**Supplied entries**

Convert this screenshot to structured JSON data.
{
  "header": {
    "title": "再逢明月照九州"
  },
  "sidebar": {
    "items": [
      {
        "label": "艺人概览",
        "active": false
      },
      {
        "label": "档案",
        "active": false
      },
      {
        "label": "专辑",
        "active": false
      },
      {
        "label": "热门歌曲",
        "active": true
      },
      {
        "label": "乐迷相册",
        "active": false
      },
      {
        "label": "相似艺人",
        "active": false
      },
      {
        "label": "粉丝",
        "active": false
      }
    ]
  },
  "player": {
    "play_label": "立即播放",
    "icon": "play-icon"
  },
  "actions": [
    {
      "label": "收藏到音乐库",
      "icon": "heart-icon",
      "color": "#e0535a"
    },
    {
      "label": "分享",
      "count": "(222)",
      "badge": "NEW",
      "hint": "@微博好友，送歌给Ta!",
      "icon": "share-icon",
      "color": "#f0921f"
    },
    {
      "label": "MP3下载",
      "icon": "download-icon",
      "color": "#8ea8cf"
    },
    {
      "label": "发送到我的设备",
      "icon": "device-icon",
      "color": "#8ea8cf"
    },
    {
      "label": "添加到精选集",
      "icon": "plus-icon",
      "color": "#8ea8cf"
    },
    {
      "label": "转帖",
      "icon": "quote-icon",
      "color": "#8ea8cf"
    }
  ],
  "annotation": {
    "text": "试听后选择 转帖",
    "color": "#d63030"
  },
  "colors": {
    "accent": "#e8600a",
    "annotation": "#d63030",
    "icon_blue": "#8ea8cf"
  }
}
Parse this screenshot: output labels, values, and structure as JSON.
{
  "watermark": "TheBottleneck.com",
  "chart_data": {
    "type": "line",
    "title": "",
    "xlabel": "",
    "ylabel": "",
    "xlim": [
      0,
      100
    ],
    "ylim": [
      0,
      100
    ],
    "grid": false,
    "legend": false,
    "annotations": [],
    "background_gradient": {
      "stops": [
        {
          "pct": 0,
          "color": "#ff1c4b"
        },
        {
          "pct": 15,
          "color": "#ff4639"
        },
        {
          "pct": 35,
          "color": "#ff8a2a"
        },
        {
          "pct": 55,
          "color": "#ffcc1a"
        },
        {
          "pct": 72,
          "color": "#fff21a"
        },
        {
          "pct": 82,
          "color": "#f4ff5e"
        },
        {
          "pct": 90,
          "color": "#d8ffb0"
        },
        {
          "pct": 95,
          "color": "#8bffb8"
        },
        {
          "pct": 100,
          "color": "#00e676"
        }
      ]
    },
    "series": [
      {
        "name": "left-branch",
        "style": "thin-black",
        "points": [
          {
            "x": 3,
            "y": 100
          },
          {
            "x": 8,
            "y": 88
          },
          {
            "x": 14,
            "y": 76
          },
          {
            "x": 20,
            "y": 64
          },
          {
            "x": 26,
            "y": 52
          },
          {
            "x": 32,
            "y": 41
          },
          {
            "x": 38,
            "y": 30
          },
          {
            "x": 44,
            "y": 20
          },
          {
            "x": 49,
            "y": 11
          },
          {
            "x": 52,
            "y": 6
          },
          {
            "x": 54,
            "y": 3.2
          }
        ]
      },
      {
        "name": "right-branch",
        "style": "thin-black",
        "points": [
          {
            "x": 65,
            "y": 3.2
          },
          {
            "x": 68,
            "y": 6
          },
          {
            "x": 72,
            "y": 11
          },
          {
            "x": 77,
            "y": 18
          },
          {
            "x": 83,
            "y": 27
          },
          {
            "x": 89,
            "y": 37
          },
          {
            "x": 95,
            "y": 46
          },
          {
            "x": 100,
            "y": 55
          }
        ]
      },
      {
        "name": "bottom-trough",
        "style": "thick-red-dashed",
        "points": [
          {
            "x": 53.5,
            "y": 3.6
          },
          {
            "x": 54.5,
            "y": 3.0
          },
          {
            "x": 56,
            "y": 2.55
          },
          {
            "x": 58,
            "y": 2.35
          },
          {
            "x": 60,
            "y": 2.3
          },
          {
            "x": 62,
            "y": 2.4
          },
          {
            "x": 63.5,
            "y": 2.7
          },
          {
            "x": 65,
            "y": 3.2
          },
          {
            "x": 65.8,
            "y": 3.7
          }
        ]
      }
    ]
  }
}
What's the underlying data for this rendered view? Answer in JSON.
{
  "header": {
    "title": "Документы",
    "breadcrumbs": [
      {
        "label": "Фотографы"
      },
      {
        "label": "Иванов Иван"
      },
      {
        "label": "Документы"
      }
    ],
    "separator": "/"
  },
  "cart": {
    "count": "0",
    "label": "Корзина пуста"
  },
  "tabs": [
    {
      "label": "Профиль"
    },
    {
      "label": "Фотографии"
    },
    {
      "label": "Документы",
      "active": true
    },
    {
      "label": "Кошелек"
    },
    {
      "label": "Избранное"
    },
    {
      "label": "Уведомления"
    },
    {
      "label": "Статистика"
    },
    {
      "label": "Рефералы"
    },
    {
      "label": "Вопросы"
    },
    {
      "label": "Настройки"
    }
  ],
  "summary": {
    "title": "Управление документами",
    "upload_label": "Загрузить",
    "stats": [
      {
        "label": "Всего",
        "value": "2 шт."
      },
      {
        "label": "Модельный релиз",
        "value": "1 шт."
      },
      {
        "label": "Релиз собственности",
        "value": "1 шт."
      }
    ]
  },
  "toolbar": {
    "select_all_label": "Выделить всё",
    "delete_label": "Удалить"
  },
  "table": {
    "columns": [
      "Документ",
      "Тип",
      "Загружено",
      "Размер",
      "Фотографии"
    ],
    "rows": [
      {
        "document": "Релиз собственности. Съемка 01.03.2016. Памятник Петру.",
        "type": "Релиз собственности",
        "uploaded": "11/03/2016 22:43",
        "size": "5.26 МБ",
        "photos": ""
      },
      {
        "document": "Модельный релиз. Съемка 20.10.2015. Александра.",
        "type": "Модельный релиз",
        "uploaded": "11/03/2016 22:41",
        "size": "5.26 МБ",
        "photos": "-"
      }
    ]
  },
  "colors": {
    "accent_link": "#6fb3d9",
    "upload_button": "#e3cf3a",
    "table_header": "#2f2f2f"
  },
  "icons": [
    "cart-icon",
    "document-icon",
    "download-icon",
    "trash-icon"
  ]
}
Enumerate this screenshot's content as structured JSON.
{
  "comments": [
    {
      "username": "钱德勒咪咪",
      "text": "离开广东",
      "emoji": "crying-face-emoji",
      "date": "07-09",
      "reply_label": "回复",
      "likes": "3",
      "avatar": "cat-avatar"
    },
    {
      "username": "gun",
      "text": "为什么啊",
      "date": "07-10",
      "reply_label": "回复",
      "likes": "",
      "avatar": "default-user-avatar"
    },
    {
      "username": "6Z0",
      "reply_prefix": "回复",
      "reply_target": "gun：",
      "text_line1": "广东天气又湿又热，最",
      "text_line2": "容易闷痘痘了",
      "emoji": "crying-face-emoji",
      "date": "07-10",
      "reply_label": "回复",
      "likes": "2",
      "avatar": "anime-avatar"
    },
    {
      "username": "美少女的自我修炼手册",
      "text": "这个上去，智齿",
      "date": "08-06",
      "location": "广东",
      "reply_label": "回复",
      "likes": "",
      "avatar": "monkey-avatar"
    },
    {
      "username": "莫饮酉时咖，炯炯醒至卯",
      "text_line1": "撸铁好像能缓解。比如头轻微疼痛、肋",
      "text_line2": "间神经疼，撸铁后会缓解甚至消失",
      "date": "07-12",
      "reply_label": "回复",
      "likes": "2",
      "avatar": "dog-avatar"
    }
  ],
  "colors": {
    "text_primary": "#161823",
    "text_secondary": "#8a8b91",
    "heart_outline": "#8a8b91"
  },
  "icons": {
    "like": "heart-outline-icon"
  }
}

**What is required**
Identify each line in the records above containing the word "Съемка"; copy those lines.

**Exercise answer**
        "document": "Релиз собственности. Съемка 01.03.2016. Памятник Петру.",
        "document": "Модельный релиз. Съемка 20.10.2015. Александра.",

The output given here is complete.